All of the data below should be written out again exactly.

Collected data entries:
= = = = =

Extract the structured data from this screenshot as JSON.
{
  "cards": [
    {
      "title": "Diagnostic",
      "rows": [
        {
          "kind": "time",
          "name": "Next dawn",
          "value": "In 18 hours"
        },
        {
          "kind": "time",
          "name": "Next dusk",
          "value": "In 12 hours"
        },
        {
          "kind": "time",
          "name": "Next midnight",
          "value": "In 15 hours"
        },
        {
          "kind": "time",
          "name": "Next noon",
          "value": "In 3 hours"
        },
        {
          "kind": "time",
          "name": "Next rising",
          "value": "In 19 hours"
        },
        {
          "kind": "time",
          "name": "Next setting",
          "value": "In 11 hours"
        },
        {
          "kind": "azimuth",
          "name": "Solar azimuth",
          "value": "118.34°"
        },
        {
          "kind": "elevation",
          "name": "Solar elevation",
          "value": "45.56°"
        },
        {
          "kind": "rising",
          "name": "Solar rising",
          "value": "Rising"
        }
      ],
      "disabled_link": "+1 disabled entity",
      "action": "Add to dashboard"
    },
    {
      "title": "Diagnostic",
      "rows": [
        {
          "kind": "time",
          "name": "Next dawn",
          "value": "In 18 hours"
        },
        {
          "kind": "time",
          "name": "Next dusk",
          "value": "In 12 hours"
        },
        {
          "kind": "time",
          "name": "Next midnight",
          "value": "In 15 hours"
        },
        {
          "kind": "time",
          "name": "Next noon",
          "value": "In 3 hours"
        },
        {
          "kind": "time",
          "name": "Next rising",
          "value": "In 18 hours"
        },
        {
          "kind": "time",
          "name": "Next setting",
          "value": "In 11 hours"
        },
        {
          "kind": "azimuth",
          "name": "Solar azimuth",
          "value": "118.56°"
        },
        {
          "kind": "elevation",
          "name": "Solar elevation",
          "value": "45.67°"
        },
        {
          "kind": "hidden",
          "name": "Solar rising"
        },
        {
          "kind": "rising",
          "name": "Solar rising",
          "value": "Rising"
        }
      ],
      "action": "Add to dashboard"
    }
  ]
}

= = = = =

_REPLY_
Extract the structured data from this screenshot as JSON.
{
  "cards": [
    {
      "title": "Diagnostic",
      "rows": [
        {
          "kind": "time",
          "name": "Next dawn",
          "value": "In 18 hours"
        },
        {
          "kind": "time",
          "name": "Next dusk",
          "value": "In 12 hours"
        },
        {
          "kind": "time",
          "name": "Next midnight",
          "value": "In 15 hours"
        },
        {
          "kind": "time",
          "name": "Next noon",
          "value": "In 3 hours"
        },
        {
          "kind": "time",
          "name": "Next rising",
          "value": "In 19 hours"
        },
        {
          "kind": "time",
          "name": "Next setting",
          "value": "In 11 hours"
        },
        {
          "kind": "azimuth",
          "name": "Solar azimuth",
          "value": "118.34°"
        },
        {
          "kind": "elevation",
          "name": "Solar elevation",
          "value": "45.56°"
        },
        {
          "kind": "rising",
          "name": "Solar rising",
          "value": "Rising"
        }
      ],
      "disabled_link": "+1 disabled entity",
      "action": "Add to dashboard"
    },
    {
      "title": "Diagnostic",
      "rows": [
        {
          "kind": "time",
          "name": "Next dawn",
          "value": "In 18 hours"
        },
        {
          "kind": "time",
          "name": "Next dusk",
          "value": "In 12 hours"
        },
        {
          "kind": "time",
          "name": "Next midnight",
          "value": "In 15 hours"
        },
        {
          "kind": "time",
          "name": "Next noon",
          "value": "In 3 hours"
        },
        {
          "kind": "time",
          "name": "Next rising",
          "value": "In 18 hours"
        },
        {
          "kind": "time",
          "name": "Next setting",
          "value": "In 11 hours"
        },
        {
          "kind": "azimuth",
          "name": "Solar azimuth",
          "value": "118.56°"
        },
        {
          "kind": "elevation",
          "name": "Solar elevation",
          "value": "45.67°"
        },
        {
          "kind": "hidden",
          "name": "Solar rising"
        },
        {
          "kind": "rising",
          "name": "Solar rising",
          "value": "Rising"
        }
      ],
      "action": "Add to dashboard"
    }
  ]
}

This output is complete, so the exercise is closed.